The closure of the PLO office was designed as a wake-up call to Abbas and Hamas that if they want a state of their own, they need to form a unity government committed to achieving peace with Israel. 

Confusing the situation even more were the Trump administration’s decisions to freeze $25 million in funding for Palestinian hospitals in eastern Jerusalem and to cut off most U.N. aid funding to the West Bank and Gaza Strip.

We hope that the president’s moves will jolt the Palestinian Authority out of its slumber so that it joins the effort to achieve a two-state solution.  Closing of the PLO office seems an appropriate means of jump-starting the peace process. 

If the closure leads to the departure of Abbas, giving the Palestinians fresh leadership instead of endless drift and ineptitude, the move will have had a positive effect.
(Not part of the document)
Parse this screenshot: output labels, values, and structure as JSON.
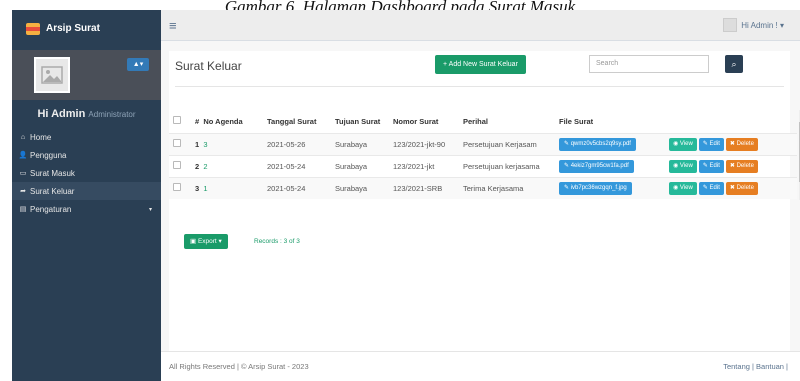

But cutting off support for Palestinian hospitals punishes the sick and wounded for the failures of their own leaders. That cut should be rescinded at the earliest possible date.